Core machinery orders, a highly volatile leading indicator of capital spending in the coming six to nine months, fell 9.8% in February from the previous month, the Cabinet Office data showed on Wednesday, April 14, the biggest drop since April 2020.
It was far larger than a fall of 1.5% forecast by economists in a Reuters poll and January’s 2.0% decrease, and prompted the government to downgrade its assessment of machinery orders, saying a recovery was stalling.
Core orders from non-manufacturers excluding ships and electrical utilities fell 14.4% in February, led by a 36.9% fall in orders from information technology service firms, the biggest drop since January 2006.
“The information service sector has been aggressive in buying computers for IT systems and data center facilities since last October, and the movement appears to have stalled,” a government official told a media briefing.
“It was a surprising, mixed result that highlighted weakness across non-manufacturers,” said Yasunari Ueno, chief market economist at Mizuho Securities, who also noted weak demand from the transport and financial sectors.
Orders from manufacturers fell 1.8%, hurt by soft demand from chemicals and other material industries. Orders from electric machinery firms grew 13.8% as they ramped up investments in semiconductor-making equipment. On a year-on-year basis, core orders rose 4.3% in February, the data showed, much weaker than a 14.5% rise expected by economists.

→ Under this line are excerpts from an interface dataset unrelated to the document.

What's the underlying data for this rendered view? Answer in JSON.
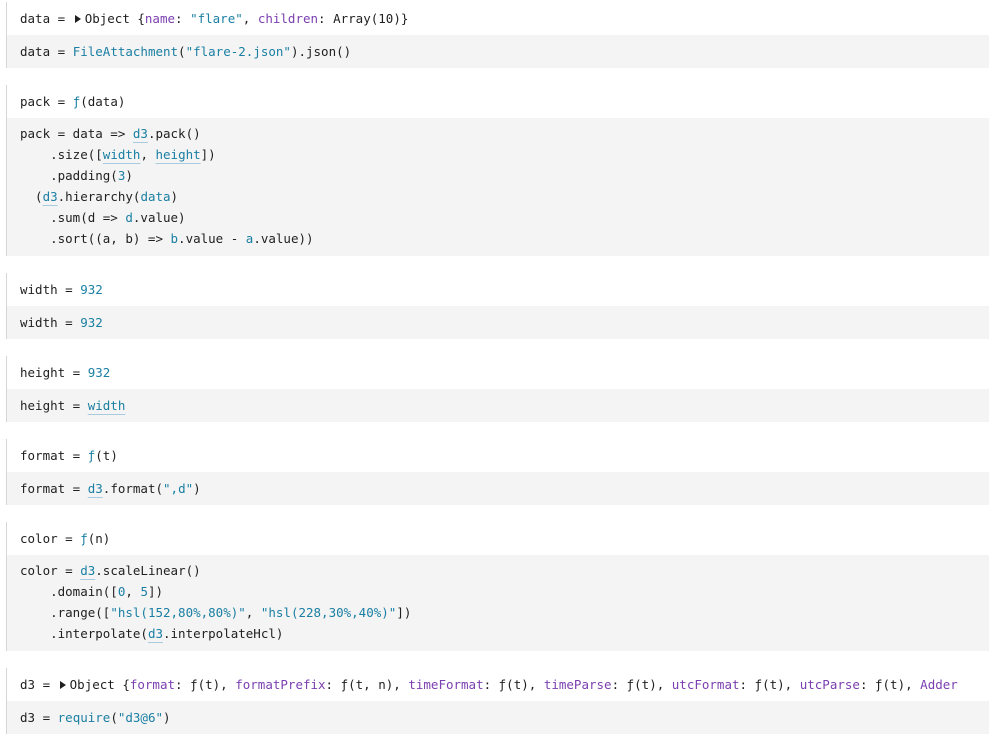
{
  "cells": {
    "data": {
      "output": {
        "name": "data",
        "eq": " = ",
        "type": "Object {",
        "k1": "name",
        "v1": "\"flare\"",
        "k2": "children",
        "v2": "Array(10)",
        "close": "}"
      },
      "source": {
        "name": "data",
        "eq": " = ",
        "fn": "FileAttachment",
        "open": "(",
        "arg": "\"flare-2.json\"",
        "rest": ").json()"
      }
    },
    "pack": {
      "output": {
        "name": "pack",
        "eq": " = ",
        "fn": "ƒ",
        "args": "(data)"
      },
      "source": {
        "l1a": "pack = data => ",
        "l1b": "d3",
        "l1c": ".pack()",
        "l2a": "    .size([",
        "l2b": "width",
        "l2c": ", ",
        "l2d": "height",
        "l2e": "])",
        "l3a": "    .padding(",
        "l3b": "3",
        "l3c": ")",
        "l4a": "  (",
        "l4b": "d3",
        "l4c": ".hierarchy(",
        "l4d": "data",
        "l4e": ")",
        "l5a": "    .sum(d => ",
        "l5b": "d",
        "l5c": ".value)",
        "l6a": "    .sort((a, b) => ",
        "l6b": "b",
        "l6c": ".value - ",
        "l6d": "a",
        "l6e": ".value))"
      }
    },
    "width": {
      "output": {
        "name": "width",
        "eq": " = ",
        "value": "932"
      },
      "source": {
        "name": "width",
        "eq": " = ",
        "value": "932"
      }
    },
    "height": {
      "output": {
        "name": "height",
        "eq": " = ",
        "value": "932"
      },
      "source": {
        "name": "height",
        "eq": " = ",
        "ref": "width"
      }
    },
    "format": {
      "output": {
        "name": "format",
        "eq": " = ",
        "fn": "ƒ",
        "args": "(t)"
      },
      "source": {
        "name": "format",
        "eq": " = ",
        "ref": "d3",
        "mid": ".format(",
        "arg": "\",d\"",
        "close": ")"
      }
    },
    "color": {
      "output": {
        "name": "color",
        "eq": " = ",
        "fn": "ƒ",
        "args": "(n)"
      },
      "source": {
        "l1a": "color = ",
        "l1b": "d3",
        "l1c": ".scaleLinear()",
        "l2a": "    .domain([",
        "l2b": "0",
        "l2c": ", ",
        "l2d": "5",
        "l2e": "])",
        "l3a": "    .range([",
        "l3b": "\"hsl(152,80%,80%)\"",
        "l3c": ", ",
        "l3d": "\"hsl(228,30%,40%)\"",
        "l3e": "])",
        "l4a": "    .interpolate(",
        "l4b": "d3",
        "l4c": ".interpolateHcl)"
      }
    },
    "d3": {
      "output": {
        "name": "d3",
        "eq": " = ",
        "type": "Object {",
        "k1": "format",
        "v1": ": ƒ(t), ",
        "k2": "formatPrefix",
        "v2": ": ƒ(t, n), ",
        "k3": "timeFormat",
        "v3": ": ƒ(t), ",
        "k4": "timeParse",
        "v4": ": ƒ(t), ",
        "k5": "utcFormat",
        "v5": ": ƒ(t), ",
        "k6": "utcParse",
        "v6": ": ƒ(t), ",
        "k7": "Adder"
      },
      "source": {
        "name": "d3",
        "eq": " = ",
        "fn": "require",
        "open": "(",
        "arg": "\"d3@6\"",
        "close": ")"
      }
    }
  }
}
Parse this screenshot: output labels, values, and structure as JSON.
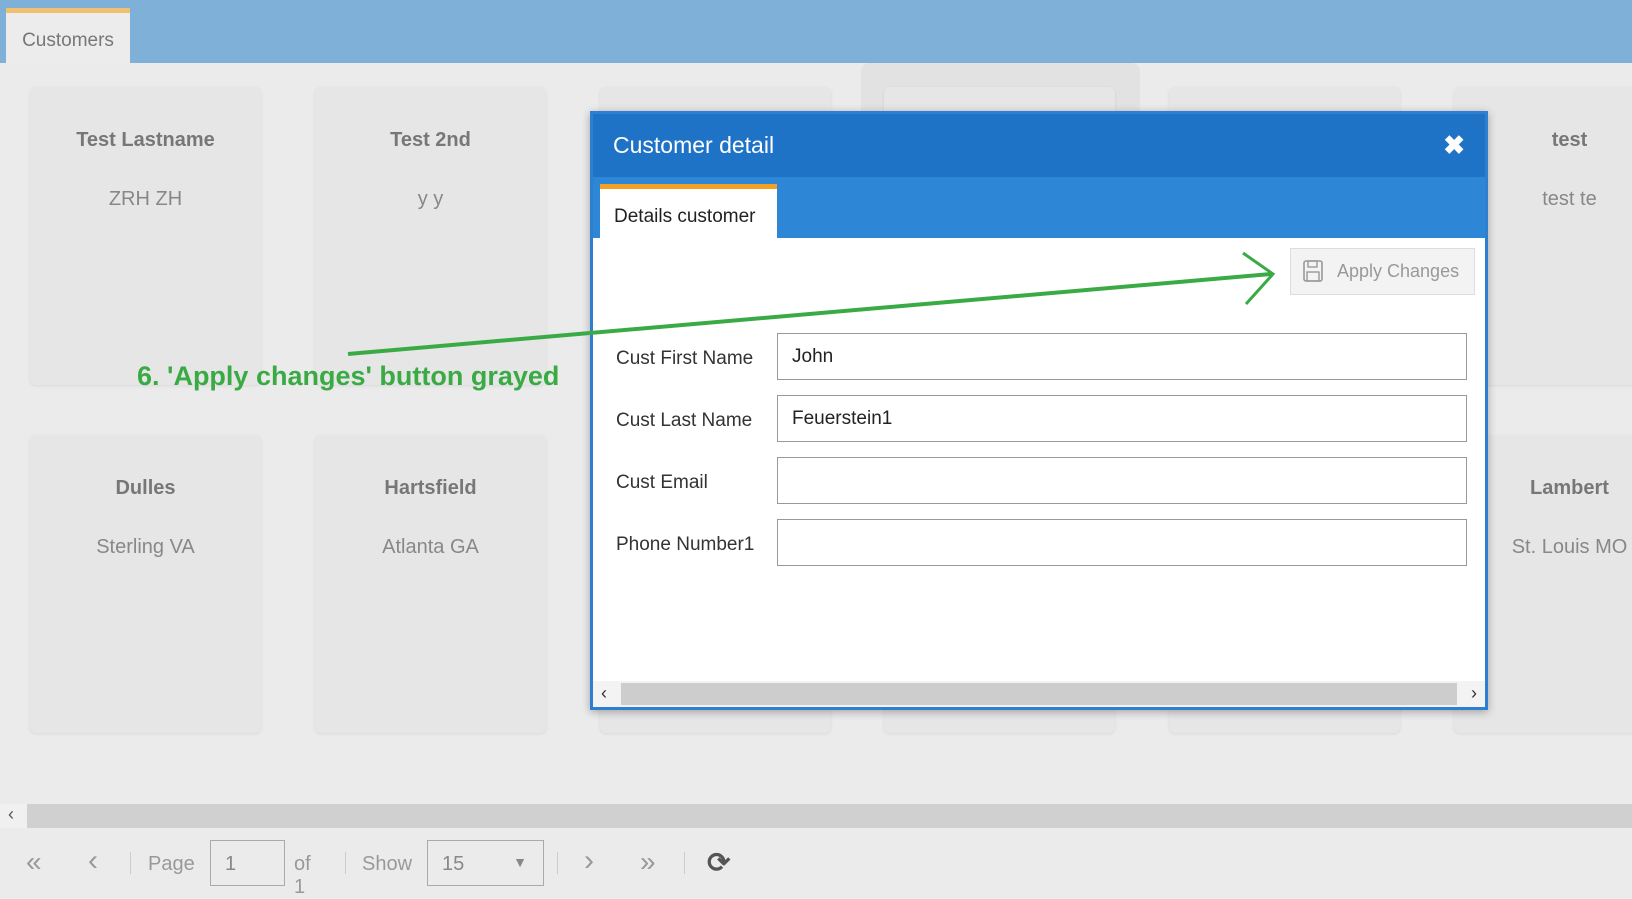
{
  "app": {
    "tab": "Customers"
  },
  "cards": [
    {
      "title": "Test Lastname",
      "subtitle": "ZRH ZH"
    },
    {
      "title": "Test 2nd",
      "subtitle": "y y"
    },
    {
      "title": "test",
      "subtitle": "test te"
    },
    {
      "title": "Dulles",
      "subtitle": "Sterling VA"
    },
    {
      "title": "Hartsfield",
      "subtitle": "Atlanta GA"
    },
    {
      "title": "Lambert",
      "subtitle": "St. Louis MO"
    }
  ],
  "modal": {
    "title": "Customer detail",
    "close": "✖",
    "tab": "Details customer",
    "apply": "Apply Changes",
    "fields": [
      {
        "label": "Cust First Name",
        "value": "John"
      },
      {
        "label": "Cust Last Name",
        "value": "Feuerstein1"
      },
      {
        "label": "Cust Email",
        "value": ""
      },
      {
        "label": "Phone Number1",
        "value": ""
      }
    ]
  },
  "pager": {
    "first": "«",
    "prev": "‹",
    "page_label": "Page",
    "page": "1",
    "of": "of 1",
    "show_label": "Show",
    "show": "15",
    "next": "›",
    "last": "»",
    "refresh": "⟳"
  },
  "annotation": {
    "text": "6. 'Apply changes' button grayed",
    "color": "#3aaa45"
  }
}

“In March and beyond, companies could turn more cautious and reduce machinery orders on the Ukraine crisis-caused slowdown in the global economy and commodity rally,” said Koya Miyamae, senior economist at SMBC Nikko Securities.
Rattled by supply disruptions and soaring production costs, Japanese business confidence worsened in the first quarter for the first time in nearly two years, a Bank of Japan survey showed this month. Managers of major Japanese firms expected the near-term recovery outlook to stay modest at best, on uncertainties such as the Ukraine crisis and its impact on commodity inflation, a Reuters poll showed on Wednesday, April 14.
Economists have cut projections for Japan’s growth, in view of the heightening inflationary pressures on households and businesses. “The rebound in April-June consumption may not be as strong as expected on rising energy and food prices,” said Takeshi Minami, chief economist at Norinchukin Research Institute. “Companies, too, could limit spending.”